Mathura, Krishna’s birthday place, has three tribes that follow a democratic process to elect their king. Kansa, however, forcefully and deceitfully, elects himself as the king by deposing his father Ugrasen. He also imprisons Vasudev and Devaki after a sage predicts that their eighth child will be the cause of Kansa’s death. A fearful Kansa orders drastic measures to avoid this. And thus begins the reign of tyranny over the land of Mathura.
Chanur, a tribal minister and a trusted advisor of Kansa, has a hidden political agenda as he goes about doing his duties for the King Kansa. Blinded by power and fear, Kansa fails to see the vested interests of Chanur and falls into his traps time and again. The other tribal ministers and people fall prey in the scheme of things planned by Chanur who has the ability to run the show single-handedly although remaining in the background at all times.

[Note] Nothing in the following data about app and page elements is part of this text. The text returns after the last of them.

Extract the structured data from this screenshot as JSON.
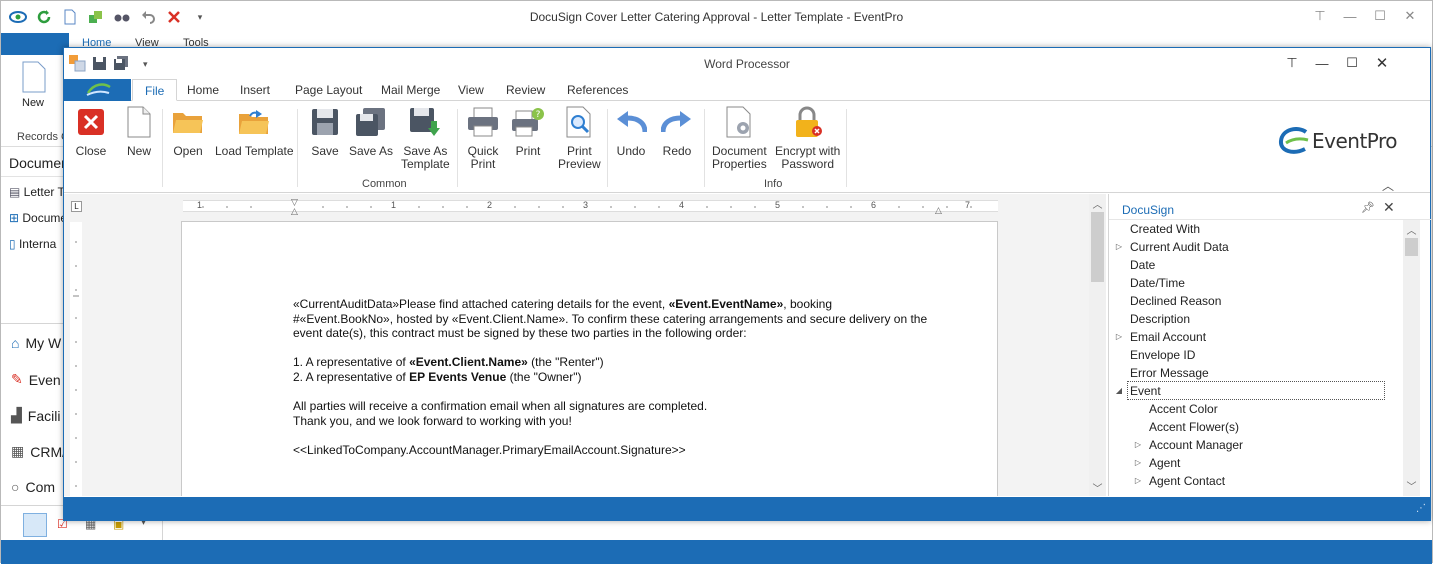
{
  "main_window": {
    "title": "DocuSign Cover Letter Catering Approval - Letter Template - EventPro",
    "tabs": [
      "Home",
      "View",
      "Tools"
    ],
    "new_label": "New",
    "records_label": "Records C",
    "section_header": "Documer",
    "left_items": [
      "Letter T",
      "Docume",
      "Interna"
    ],
    "nav_items": [
      "My W",
      "Even",
      "Facili",
      "CRM/",
      "Com"
    ]
  },
  "word_processor": {
    "title": "Word Processor",
    "tabs": [
      "File",
      "Home",
      "Insert",
      "Page Layout",
      "Mail Merge",
      "View",
      "Review",
      "References"
    ],
    "active_tab": "File",
    "ribbon": {
      "buttons": {
        "close": "Close",
        "new": "New",
        "open": "Open",
        "load_template": "Load Template",
        "save": "Save",
        "save_as": "Save As",
        "save_as_template_1": "Save As",
        "save_as_template_2": "Template",
        "quick_print_1": "Quick",
        "quick_print_2": "Print",
        "print": "Print",
        "print_preview_1": "Print",
        "print_preview_2": "Preview",
        "undo": "Undo",
        "redo": "Redo",
        "doc_props_1": "Document",
        "doc_props_2": "Properties",
        "encrypt_1": "Encrypt with",
        "encrypt_2": "Password"
      },
      "groups": {
        "common": "Common",
        "info": "Info"
      }
    },
    "logo_text": "EventPro",
    "ruler_numbers": [
      "1",
      "1",
      "2",
      "3",
      "4",
      "5",
      "6",
      "7"
    ],
    "document": {
      "p1_a": "«CurrentAuditData»Please find attached catering details for the event, ",
      "p1_b": "«Event.EventName»",
      "p1_c": ", booking",
      "p2": "#«Event.BookNo», hosted by «Event.Client.Name». To confirm these catering arrangements and secure delivery on the",
      "p3": "event date(s), this contract must be signed by these two parties in the following order:",
      "li1_a": "1.  A representative of ",
      "li1_b": "«Event.Client.Name»",
      "li1_c": " (the \"Renter\")",
      "li2_a": "2.  A representative of ",
      "li2_b": "EP Events Venue",
      "li2_c": " (the \"Owner\")",
      "p4": "All parties will receive a confirmation email when all signatures are completed.",
      "p5": "Thank you, and we look forward to working with you!",
      "p6": "<<LinkedToCompany.AccountManager.PrimaryEmailAccount.Signature>>"
    },
    "docusign_panel": {
      "title": "DocuSign",
      "fields": [
        {
          "label": "Created With",
          "level": 0,
          "expander": "none"
        },
        {
          "label": "Current Audit Data",
          "level": 0,
          "expander": "collapsed"
        },
        {
          "label": "Date",
          "level": 0,
          "expander": "none"
        },
        {
          "label": "Date/Time",
          "level": 0,
          "expander": "none"
        },
        {
          "label": "Declined Reason",
          "level": 0,
          "expander": "none"
        },
        {
          "label": "Description",
          "level": 0,
          "expander": "none"
        },
        {
          "label": "Email Account",
          "level": 0,
          "expander": "collapsed"
        },
        {
          "label": "Envelope ID",
          "level": 0,
          "expander": "none"
        },
        {
          "label": "Error Message",
          "level": 0,
          "expander": "none"
        },
        {
          "label": "Event",
          "level": 0,
          "expander": "expanded"
        },
        {
          "label": "Accent Color",
          "level": 1,
          "expander": "none"
        },
        {
          "label": "Accent Flower(s)",
          "level": 1,
          "expander": "none"
        },
        {
          "label": "Account Manager",
          "level": 1,
          "expander": "collapsed"
        },
        {
          "label": "Agent",
          "level": 1,
          "expander": "collapsed"
        },
        {
          "label": "Agent Contact",
          "level": 1,
          "expander": "collapsed"
        }
      ],
      "selected": "Event"
    }
  },
  "colors": {
    "accent": "#1c6cb5",
    "close_red": "#d93025",
    "green": "#4caf50"
  }
}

Parallelly, Kanha is being raised as the beloved child of the leader of Gop community who lives peacefully in close proximity to the cauldron of activities on the kingdom. He and everyone else are unaware of the fact that Kanha is avatar of Vishnu who will kill Kansa. When Guru Sandipani realizes this, he convinces and trains Krishna along with Balaram and many other Gops to take upon the army of Kansa and kill him.
The story itself is captivating and the narrative is smooth and enthralling. The fictional characters add interesting layers to the original story and make it an interesting read. Although one has to keep in mind that this is a fictional depiction and thus some parts may seem different from what we know about the conventional story. The reader is compelled to turn one page after the other. For mythofiction lovers, this is a definite recommendation.
This is an honest and unbiased review in exchange for a free copy of the book from Blogchatter.